When it comes to the future of our hospital, I believe elected representatives should put aside their political differences and pull together for the good of the town. And I’m delighted that’s exactly what happened this week. With one voice, Conservative MPs – together with Conservative, Labour and Lib Dem councillors across Gloucestershire – have opposed health bosses’ plans to shift general surgery provision from Cheltenham to Gloucester. And in doing so, they have backed the 58 senior clinicians who have written an unprecedented letter to the Trust challenging the proposals.
Let’s be clear at the outset: what is this not about? First, it’s not about money. The Trust have been clear about that, and in any event the NHS is getting the largest funding increase in its history – a rise from £122 billion a year today to £149 billion a year in 2023. Second, it’s not about A&E – the Trust have stated there is no “interdependence” between general surgery and the town’s A&E.
Instead, this is about where gut surgery specialists should located. Now, you might ask why this matters very much. After all, medics have long since believed in locating centres of excellence on specific sites. No one hospital can do it all. That’s why Gloucestershire’s oncology services for example are centred in Cheltenham, and why gynaecology is centred in Gloucester.

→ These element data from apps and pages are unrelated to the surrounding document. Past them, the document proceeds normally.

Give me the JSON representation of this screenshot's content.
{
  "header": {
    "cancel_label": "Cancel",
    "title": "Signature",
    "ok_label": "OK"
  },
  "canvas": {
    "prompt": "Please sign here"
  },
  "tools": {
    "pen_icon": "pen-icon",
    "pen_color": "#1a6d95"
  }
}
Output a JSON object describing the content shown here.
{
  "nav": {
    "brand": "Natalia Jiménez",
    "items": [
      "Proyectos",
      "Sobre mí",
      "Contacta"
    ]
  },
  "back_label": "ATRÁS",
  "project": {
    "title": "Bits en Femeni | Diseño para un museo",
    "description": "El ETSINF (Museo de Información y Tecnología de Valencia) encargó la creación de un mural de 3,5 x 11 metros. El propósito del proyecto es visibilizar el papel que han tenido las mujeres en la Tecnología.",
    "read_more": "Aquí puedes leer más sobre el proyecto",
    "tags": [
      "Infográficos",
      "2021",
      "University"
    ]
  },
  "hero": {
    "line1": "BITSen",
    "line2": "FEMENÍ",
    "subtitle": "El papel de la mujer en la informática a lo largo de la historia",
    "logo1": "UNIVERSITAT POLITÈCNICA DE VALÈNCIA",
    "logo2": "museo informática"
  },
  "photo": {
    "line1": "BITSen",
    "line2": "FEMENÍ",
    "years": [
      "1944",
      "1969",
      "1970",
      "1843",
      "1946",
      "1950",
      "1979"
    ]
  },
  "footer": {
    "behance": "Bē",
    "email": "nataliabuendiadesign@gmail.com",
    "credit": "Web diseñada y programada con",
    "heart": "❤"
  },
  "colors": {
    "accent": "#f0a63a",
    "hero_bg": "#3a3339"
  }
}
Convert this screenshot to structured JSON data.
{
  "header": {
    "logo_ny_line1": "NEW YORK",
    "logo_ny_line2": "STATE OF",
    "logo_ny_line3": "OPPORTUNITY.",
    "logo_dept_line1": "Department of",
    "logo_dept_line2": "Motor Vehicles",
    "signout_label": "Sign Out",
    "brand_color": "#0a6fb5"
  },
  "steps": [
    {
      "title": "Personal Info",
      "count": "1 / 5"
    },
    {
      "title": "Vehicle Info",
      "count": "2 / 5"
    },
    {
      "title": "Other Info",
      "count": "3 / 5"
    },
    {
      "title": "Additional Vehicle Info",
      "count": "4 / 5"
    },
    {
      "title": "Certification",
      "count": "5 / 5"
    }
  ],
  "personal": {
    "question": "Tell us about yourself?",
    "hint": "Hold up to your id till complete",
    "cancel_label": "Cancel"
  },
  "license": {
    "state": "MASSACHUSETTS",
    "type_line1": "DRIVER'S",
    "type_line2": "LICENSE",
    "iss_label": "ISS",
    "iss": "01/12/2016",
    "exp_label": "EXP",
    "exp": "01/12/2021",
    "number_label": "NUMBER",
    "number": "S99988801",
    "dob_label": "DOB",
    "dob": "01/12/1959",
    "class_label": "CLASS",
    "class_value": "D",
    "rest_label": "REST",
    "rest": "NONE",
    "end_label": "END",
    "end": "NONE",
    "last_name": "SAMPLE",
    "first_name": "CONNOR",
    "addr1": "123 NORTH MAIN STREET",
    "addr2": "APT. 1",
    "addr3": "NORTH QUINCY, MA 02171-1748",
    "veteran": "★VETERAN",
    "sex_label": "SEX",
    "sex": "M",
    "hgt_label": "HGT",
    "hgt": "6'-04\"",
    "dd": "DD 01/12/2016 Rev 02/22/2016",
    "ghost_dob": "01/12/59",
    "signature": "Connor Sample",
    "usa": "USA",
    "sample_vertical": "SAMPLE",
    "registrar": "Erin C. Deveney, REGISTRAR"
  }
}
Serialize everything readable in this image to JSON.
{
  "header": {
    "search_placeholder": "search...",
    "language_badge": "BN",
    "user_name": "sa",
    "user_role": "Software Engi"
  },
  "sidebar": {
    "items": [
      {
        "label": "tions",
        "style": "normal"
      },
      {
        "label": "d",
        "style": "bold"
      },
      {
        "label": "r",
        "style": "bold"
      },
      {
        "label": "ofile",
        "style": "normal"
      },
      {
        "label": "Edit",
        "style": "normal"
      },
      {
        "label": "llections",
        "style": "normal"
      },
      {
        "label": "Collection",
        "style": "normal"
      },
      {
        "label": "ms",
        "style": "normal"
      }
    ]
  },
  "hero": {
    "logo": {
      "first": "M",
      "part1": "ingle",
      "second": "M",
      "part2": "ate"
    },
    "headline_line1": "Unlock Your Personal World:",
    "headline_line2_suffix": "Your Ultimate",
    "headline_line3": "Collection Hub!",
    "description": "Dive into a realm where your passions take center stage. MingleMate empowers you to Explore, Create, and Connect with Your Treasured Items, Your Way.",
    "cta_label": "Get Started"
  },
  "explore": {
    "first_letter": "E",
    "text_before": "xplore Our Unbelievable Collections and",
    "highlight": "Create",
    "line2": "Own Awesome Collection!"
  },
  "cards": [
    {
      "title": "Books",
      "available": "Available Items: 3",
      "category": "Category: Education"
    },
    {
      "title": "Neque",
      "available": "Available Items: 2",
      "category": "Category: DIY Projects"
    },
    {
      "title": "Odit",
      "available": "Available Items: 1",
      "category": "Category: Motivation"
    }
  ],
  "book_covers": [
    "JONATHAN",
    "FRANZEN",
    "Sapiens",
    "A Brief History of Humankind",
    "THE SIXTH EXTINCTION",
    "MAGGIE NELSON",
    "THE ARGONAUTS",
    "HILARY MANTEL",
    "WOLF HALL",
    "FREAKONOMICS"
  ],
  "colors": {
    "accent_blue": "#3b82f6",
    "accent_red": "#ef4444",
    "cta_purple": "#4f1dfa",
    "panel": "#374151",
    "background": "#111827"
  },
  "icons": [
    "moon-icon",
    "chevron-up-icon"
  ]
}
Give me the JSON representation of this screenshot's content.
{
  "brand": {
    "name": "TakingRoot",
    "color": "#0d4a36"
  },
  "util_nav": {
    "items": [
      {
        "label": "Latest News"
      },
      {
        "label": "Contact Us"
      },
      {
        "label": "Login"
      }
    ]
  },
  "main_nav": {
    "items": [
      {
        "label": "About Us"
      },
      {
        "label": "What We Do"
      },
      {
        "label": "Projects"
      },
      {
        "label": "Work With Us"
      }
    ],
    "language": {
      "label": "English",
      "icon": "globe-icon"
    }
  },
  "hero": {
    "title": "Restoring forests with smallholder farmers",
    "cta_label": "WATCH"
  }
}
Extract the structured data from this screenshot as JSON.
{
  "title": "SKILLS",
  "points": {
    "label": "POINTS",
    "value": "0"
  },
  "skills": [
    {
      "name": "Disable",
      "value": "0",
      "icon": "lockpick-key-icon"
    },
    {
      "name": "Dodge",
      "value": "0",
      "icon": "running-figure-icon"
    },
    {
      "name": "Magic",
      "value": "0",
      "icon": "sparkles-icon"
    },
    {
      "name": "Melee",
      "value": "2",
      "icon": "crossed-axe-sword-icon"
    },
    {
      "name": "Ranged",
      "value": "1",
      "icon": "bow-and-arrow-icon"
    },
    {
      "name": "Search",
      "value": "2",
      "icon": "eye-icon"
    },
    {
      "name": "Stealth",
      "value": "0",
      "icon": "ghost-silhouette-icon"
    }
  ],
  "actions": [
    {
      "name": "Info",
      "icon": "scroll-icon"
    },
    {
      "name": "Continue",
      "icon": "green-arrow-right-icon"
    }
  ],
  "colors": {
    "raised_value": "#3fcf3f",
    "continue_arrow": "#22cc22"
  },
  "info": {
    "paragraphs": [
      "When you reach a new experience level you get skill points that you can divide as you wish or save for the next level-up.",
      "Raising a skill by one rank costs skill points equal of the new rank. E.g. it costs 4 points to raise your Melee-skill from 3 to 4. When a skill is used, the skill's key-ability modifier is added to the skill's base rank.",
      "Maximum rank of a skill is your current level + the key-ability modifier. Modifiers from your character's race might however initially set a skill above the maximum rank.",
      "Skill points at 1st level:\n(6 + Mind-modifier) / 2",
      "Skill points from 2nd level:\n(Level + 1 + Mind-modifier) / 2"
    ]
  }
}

But general surgery matters because it supports other care pathways. General surgeons are the first port of call to stabilise critically ill patients, and can perform procedures including staunching internal bleeding. That’s why the 58 clinicians have written that keeping elective general surgery in Cheltenham would be “the best and safest model” to deliver a centre of advanced surgery for pelvic and abdominal cancers and also a centre for digestive diseases.
So I make no apology for fighting for this.
And this is not just about our town. Whether you live in Lansdown or Lydney, patients across Gloucestershire want to know that the care provided at Cheltenham is the best it can be.
It’s time for the Trust to think again.